As RCTs become the standard practice in most development interventions these days, there has been pushback. Francisco Toros at the Campaign for Boring Development recently wrote about a double-blind RCT done with high-yield seeds. In the paper that Toros discusses, the authors point out that in medical RCTs, in order for the results to be considered valid, they must be double-blind, ie neither party knows who is receiving the treatment and who is not. The authors realized that with high-yield seeds (which look the same as regular seeds) they could perform a double-blind RCT. And the results were rather disheartening. Basically, the only people that improved their harvest were the ones who were told they were receiving high-yield seeds. People who blindly were given high-yield seeds didn’t have higher yields. Toros saw this as a huge blow to RCTs in development (as evidenced by the title of his blog post ¨A TORPEDO AIMED STRAIGHT AT H.M.S. RANDOMISTA¨) Anyway, there were a lot of problems with this experiment. One problem that Toros identifies was that the experiment was on a secondary crop. This brings up certain questions as to whether the participants might have put less effort into the crop. But the other problem, and the thing I wanted to write about here, is that this information (whether the farmer is receiving a high-yield seed or not) does matter. People respond differently when they have certain information. A double-blind RCT in medicine makes sense. Researchers need to know whether the medicine is having the intended effect. The problem with this RCT is that we already know that high-yield seeds do produce more. The point of these interventions is to figure out how to get farmers to use them most effectively. The corollary to this experiment would be giving a farmer a regular seed and informing him that it was a high-yield seed. Of course they didn’t do this because nobody would really expect the results to be higher.

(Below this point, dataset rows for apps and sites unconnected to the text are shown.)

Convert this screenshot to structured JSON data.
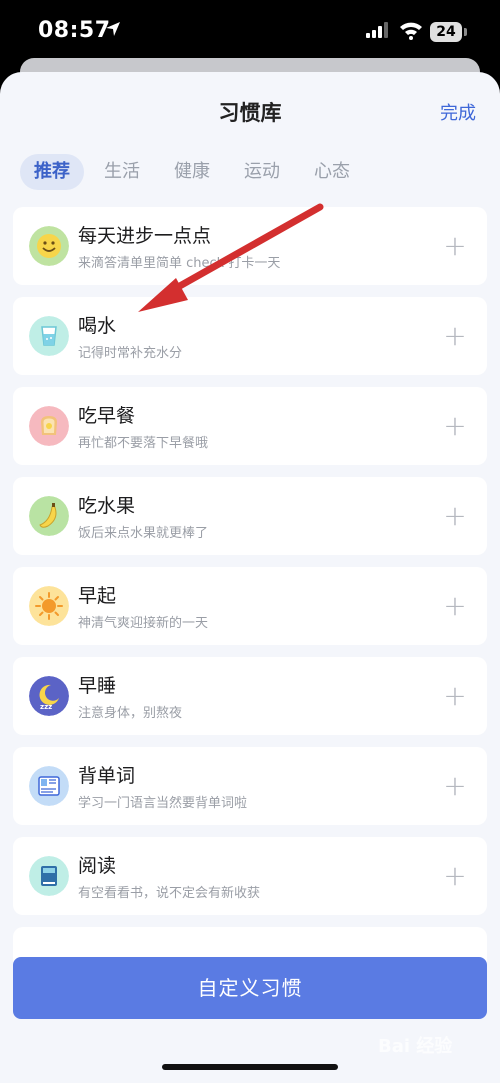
{
  "status_bar": {
    "time": "08:57",
    "battery": "24"
  },
  "header": {
    "title": "习惯库",
    "done_label": "完成"
  },
  "tabs": [
    {
      "label": "推荐",
      "active": true
    },
    {
      "label": "生活",
      "active": false
    },
    {
      "label": "健康",
      "active": false
    },
    {
      "label": "运动",
      "active": false
    },
    {
      "label": "心态",
      "active": false
    }
  ],
  "habits": [
    {
      "title": "每天进步一点点",
      "subtitle": "来滴答清单里简单 check 打卡一天",
      "icon": "smiley-icon",
      "icon_color": "#bfe3a1"
    },
    {
      "title": "喝水",
      "subtitle": "记得时常补充水分",
      "icon": "water-glass-icon",
      "icon_color": "#bfeee6"
    },
    {
      "title": "吃早餐",
      "subtitle": "再忙都不要落下早餐哦",
      "icon": "toast-icon",
      "icon_color": "#f6b9bf"
    },
    {
      "title": "吃水果",
      "subtitle": "饭后来点水果就更棒了",
      "icon": "banana-icon",
      "icon_color": "#b9e3a3"
    },
    {
      "title": "早起",
      "subtitle": "神清气爽迎接新的一天",
      "icon": "sun-icon",
      "icon_color": "#fde39a"
    },
    {
      "title": "早睡",
      "subtitle": "注意身体，别熬夜",
      "icon": "moon-icon",
      "icon_color": "#5b63c6"
    },
    {
      "title": "背单词",
      "subtitle": "学习一门语言当然要背单词啦",
      "icon": "book-icon",
      "icon_color": "#c3dcf7"
    },
    {
      "title": "阅读",
      "subtitle": "有空看看书，说不定会有新收获",
      "icon": "reading-book-icon",
      "icon_color": "#bfeee6"
    }
  ],
  "cta": {
    "label": "自定义习惯"
  },
  "watermark": "Bai 经验",
  "accent_color": "#3e67d8",
  "annotation_arrow_color": "#d32f2f"
}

So the other question that this brings up is that of necessity. A recent paper entitled ¨The Unprincipled Randomization Principle¨ by Stephen T. Ziliak and Edward R. Teather-Posadas, argues that many RCTs in development economics violate one of the most basic tenets of running an experiment. Known as essentiality or equipoise, this ethical guideline requires that any intervention (and therefore lack of intervention in a control group) must be providing new information to be justified. The Ziliak paper uses a large study of Chinese students and eyeglasses as an example of a non-essential intervention. Of 19,000 students with bad eyesight, a certain number (the paper isn’t clear on the amount) are given glasses for a year and a control group receives nothing. The authors of the paper argue that it is obvious enough that bad eyesight will hinder your school performance that this experiment is entirely unnecessary and in fact very unethical for the control group. As a clinical trial, the authors are absolutely correct in stating that this brings no new evidence. But from a policy standpoint, some people argue that it is necessary in a benefit-cost analysis (I guess we are supposed to say it that way now).

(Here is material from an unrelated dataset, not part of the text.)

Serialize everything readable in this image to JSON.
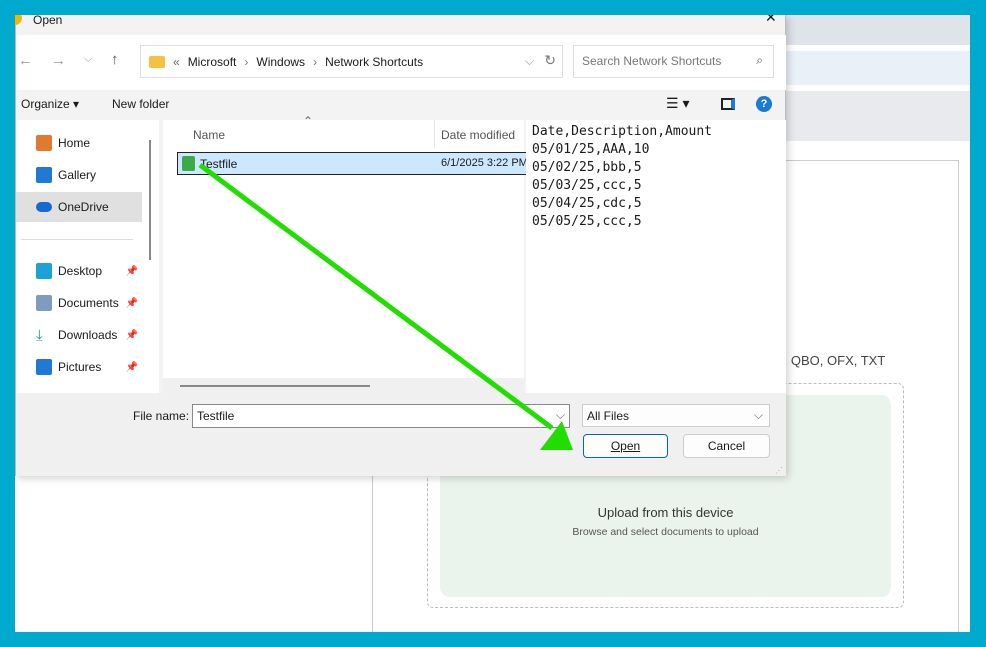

Over at the World Bank’s Development Impact blog, Jed Friedman argues that these RCTs are not done to determine if eyeglasses improve schoolwork but rather to see if the impact is enough to justify supplying students with free glasses. The logic being that paying for glasses in a policy choice and we need to determine if it is the best use of resources. Friedman is correct in framing the argument in this way. Unfortunately, the argument is not framed that way by economists, leaving them open to the kind of criticism from the Ziliak paper.
Jeffrey Hammer, in a post entitled ¨The Chief Minister Posed Questions We Couldn’t Answer,¨ he tells the story of a conference of development economists who are asked by the Minister of Punjab province in Pakistan how he should allocate funding. Was it better to put it in infrastructure, social services, health etc? Nobody could answer the question.
Maybe the Chief Minister would be better off improving education or road networks or police or rural electricity. Some of these alternative policies could have more impact on food consumption than food distribution if we thought about how the world worked. Getting food to market securely (roads, better cold storage, trustworthy police and safe roads – this is Pakistan, which no one seemed to notice) may increase food availability much more than any tunnel-visioned food program Or not – maybe the food distribution system is better. We just don’t know. And none of us “experts” are trying to find out.
Hammer says that the lack of comparison (or maybe the lack of any connection to reality) makes all these RCTs useless for policymakers. Opportunity costs (hardly a novel idea) need to be taken into account.
When someone says “we should have more “X” because we have evidence that it works”, the response should be “compared to what?” What should we cut in order to promote your particular interest? My hobby horse these days is more sanitation in South Asia. I should have to defend it against (at least) a few alternatives.
Anyway, these are questions that have not been answered sufficiently. And until they are, these RCTs will continue to face criticism from both the ethical and the practical sides of the debate. After all, if dozens of highly trained economists can’t even answer the question of where to put the money, we are in trouble.